Speaking to PTI, Zuber said, "It all started four years ago. We had given an application to a mosque in our locality seeking permission to allow women inside as we wanted to raise awareness among Muslim women about various issues."
The mosque, however, declined the request stating that women were not allowed inside mosques.
"From that moment, we started checking what the religion says (about this) and found that there is nothing in it which bars the entry of women inside a mosque to offer prayers," Zuber (48), a real estate dealer, said.
After being turned down by several mosques, they decided to knock on the doors of the Supreme Court, Zuber said.
"We filed a writ petition in the Supreme Court.
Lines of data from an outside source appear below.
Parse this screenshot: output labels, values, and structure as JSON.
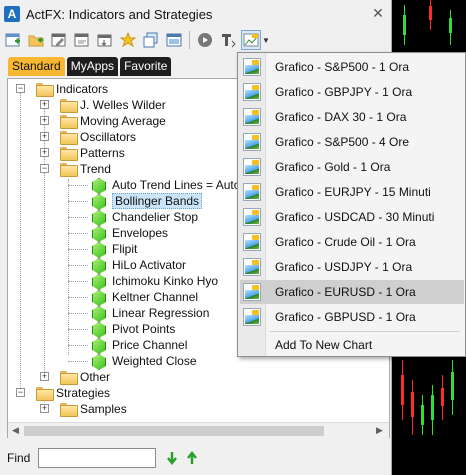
{
  "window": {
    "title": "ActFX: Indicators and Strategies"
  },
  "toolbar": {
    "buttons": [
      "new-indicator-icon",
      "open-folder-icon",
      "edit-icon",
      "edit-alt-icon",
      "import-icon",
      "favorite-star-icon",
      "copy-icon",
      "window-icon",
      "run-icon",
      "text-tool-icon",
      "chart-icon"
    ]
  },
  "tabs": [
    {
      "label": "Standard",
      "active": true
    },
    {
      "label": "MyApps",
      "active": false
    },
    {
      "label": "Favorite",
      "active": false
    }
  ],
  "tree": {
    "indicators": "Indicators",
    "j_welles": "J. Welles Wilder",
    "moving_average": "Moving Average",
    "oscillators": "Oscillators",
    "patterns": "Patterns",
    "trend": "Trend",
    "trend_items": [
      "Auto Trend Lines = Auto T",
      "Bollinger Bands",
      "Chandelier Stop",
      "Envelopes",
      "Flipit",
      "HiLo Activator",
      "Ichimoku Kinko Hyo",
      "Keltner Channel",
      "Linear Regression",
      "Pivot Points",
      "Price Channel",
      "Weighted Close"
    ],
    "other": "Other",
    "strategies": "Strategies",
    "samples": "Samples"
  },
  "find": {
    "label": "Find",
    "value": ""
  },
  "menu": {
    "items": [
      "Grafico - S&P500 - 1 Ora",
      "Grafico - GBPJPY - 1 Ora",
      "Grafico - DAX 30 - 1 Ora",
      "Grafico - S&P500 - 4 Ore",
      "Grafico - Gold - 1 Ora",
      "Grafico - EURJPY - 15 Minuti",
      "Grafico - USDCAD - 30 Minuti",
      "Grafico - Crude Oil - 1 Ora",
      "Grafico - USDJPY - 1 Ora",
      "Grafico - EURUSD - 1 Ora",
      "Grafico - GBPUSD - 1 Ora"
    ],
    "highlighted_index": 9,
    "add_new": "Add To New Chart"
  },
  "colors": {
    "accent_tab": "#f7b733",
    "tab_dark": "#1e1e1e",
    "selection": "#cce4f7",
    "menu_highlight": "#cfcfcf"
  }
}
We are very happy today that the court has issued notices to the Centre and other bodies," he said, adding that all communities should help in this cause for gender equality.
In their petition, the couple has sought the apex court's direction to declare as "illegal" and "unconstitutional" the practice of prohibiting the entry of Muslim women into mosques to offer prayers.
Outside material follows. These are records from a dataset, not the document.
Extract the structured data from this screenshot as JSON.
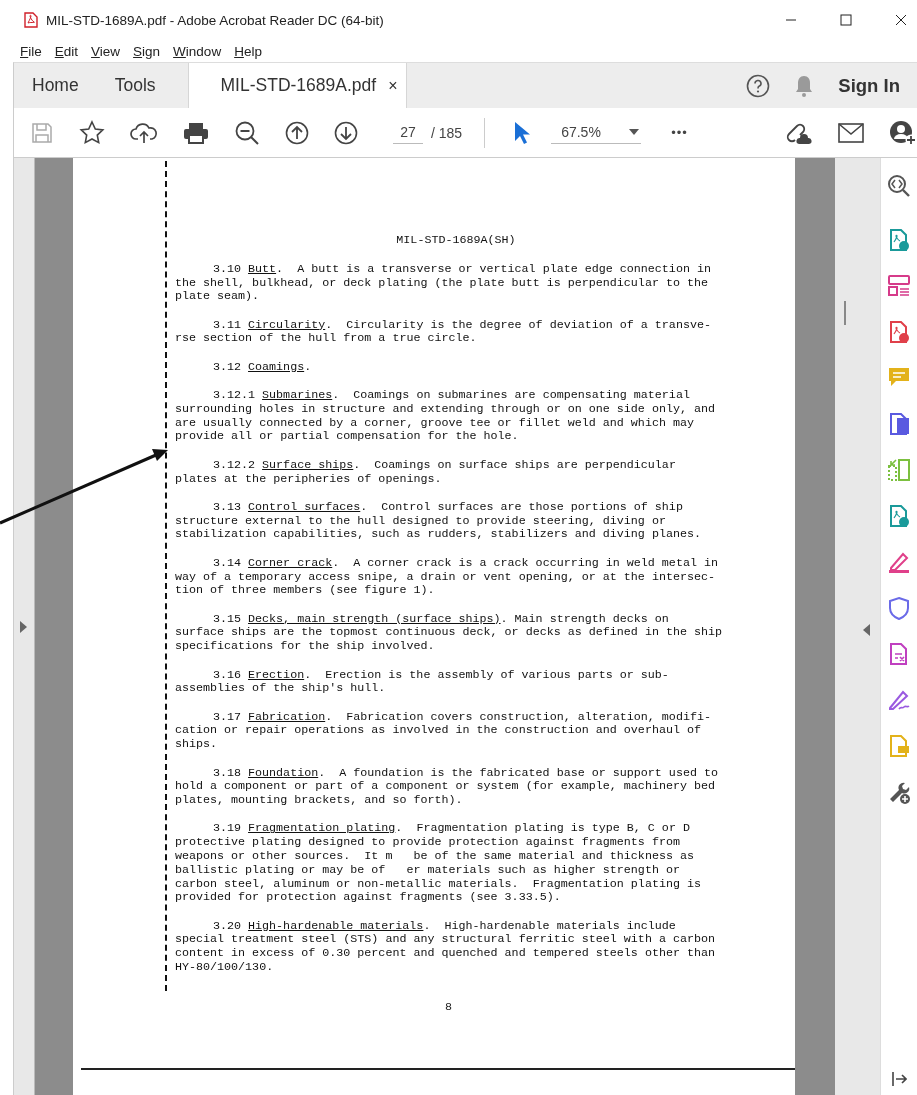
{
  "window": {
    "title": "MIL-STD-1689A.pdf - Adobe Acrobat Reader DC (64-bit)"
  },
  "menu": [
    "File",
    "Edit",
    "View",
    "Sign",
    "Window",
    "Help"
  ],
  "tabs": [
    {
      "label": "Home",
      "selected": false
    },
    {
      "label": "Tools",
      "selected": false
    },
    {
      "label": "MIL-STD-1689A.pdf",
      "selected": true,
      "close": "×"
    }
  ],
  "sign_in": "Sign In",
  "toolbar": {
    "page": "27",
    "page_total": "/ 185",
    "zoom": "67.5%",
    "more": "•••"
  },
  "document": {
    "header": "MIL-STD-1689A(SH)",
    "page_number": "8",
    "paragraphs": [
      {
        "number": "3.10",
        "term": "Butt",
        "lines": [
          ".  A butt is a transverse or vertical plate edge connection in",
          "the shell, bulkhead, or deck plating (the plate butt is perpendicular to the",
          "plate seam)."
        ]
      },
      {
        "number": "3.11",
        "term": "Circularity",
        "lines": [
          ".  Circularity is the degree of deviation of a transve-",
          "rse section of the hull from a true circle."
        ]
      },
      {
        "number": "3.12",
        "term": "Coamings",
        "lines": [
          "."
        ]
      },
      {
        "number": "3.12.1",
        "term": "Submarines",
        "lines": [
          ".  Coamings on submarines are compensating material",
          "surrounding holes in structure and extending through or on one side only, and",
          "are usually connected by a corner, groove tee or fillet weld and which may",
          "provide all or partial compensation for the hole."
        ]
      },
      {
        "number": "3.12.2",
        "term": "Surface ships",
        "lines": [
          ".  Coamings on surface ships are perpendicular",
          "plates at the peripheries of openings."
        ]
      },
      {
        "number": "3.13",
        "term": "Control surfaces",
        "lines": [
          ".  Control surfaces are those portions of ship",
          "structure external to the hull designed to provide steering, diving or",
          "stabilization capabilities, such as rudders, stabilizers and diving planes."
        ]
      },
      {
        "number": "3.14",
        "term": "Corner crack",
        "lines": [
          ".  A corner crack is a crack occurring in weld metal in",
          "way of a temporary access snipe, a drain or vent opening, or at the intersec-",
          "tion of three members (see figure 1)."
        ]
      },
      {
        "number": "3.15",
        "term": "Decks, main strength (surface ships)",
        "lines": [
          ". Main strength decks on",
          "surface ships are the topmost continuous deck, or decks as defined in the ship",
          "specifications for the ship involved."
        ]
      },
      {
        "number": "3.16",
        "term": "Erection",
        "lines": [
          ".  Erection is the assembly of various parts or sub-",
          "assemblies of the ship's hull."
        ]
      },
      {
        "number": "3.17",
        "term": "Fabrication",
        "lines": [
          ".  Fabrication covers construction, alteration, modifi-",
          "cation or repair operations as involved in the construction and overhaul of",
          "ships."
        ]
      },
      {
        "number": "3.18",
        "term": "Foundation",
        "lines": [
          ".  A foundation is the fabricated base or support used to",
          "hold a component or part of a component or system (for example, machinery bed",
          "plates, mounting brackets, and so forth)."
        ]
      },
      {
        "number": "3.19",
        "term": "Fragmentation plating",
        "lines": [
          ".  Fragmentation plating is type B, C or D",
          "protective plating designed to provide protection against fragments from",
          "weapons or other sources.  It m   be of the same material and thickness as",
          "ballistic plating or may be of   er materials such as higher strength or",
          "carbon steel, aluminum or non-metallic materials.  Fragmentation plating is",
          "provided for protection against fragments (see 3.33.5)."
        ]
      },
      {
        "number": "3.20",
        "term": "High-hardenable materials",
        "lines": [
          ".  High-hardenable materials include",
          "special treatment steel (STS) and any structural ferritic steel with a carbon",
          "content in excess of 0.30 percent and quenched and tempered steels other than",
          "HY-80/100/130."
        ]
      }
    ]
  }
}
Referring to constitutional provisions, the petitioners have said there should not be any discrimination against any citizen of the country on the grounds of religion, race, caste, sex and place of birth.
They have added that a life of dignity and equality is the most sacrosanct fundamental right and a Muslim woman cannot be prohibited from entering a mosque.
(This story has not been edited by Business Standard staff and is auto-generated from a syndicated feed.)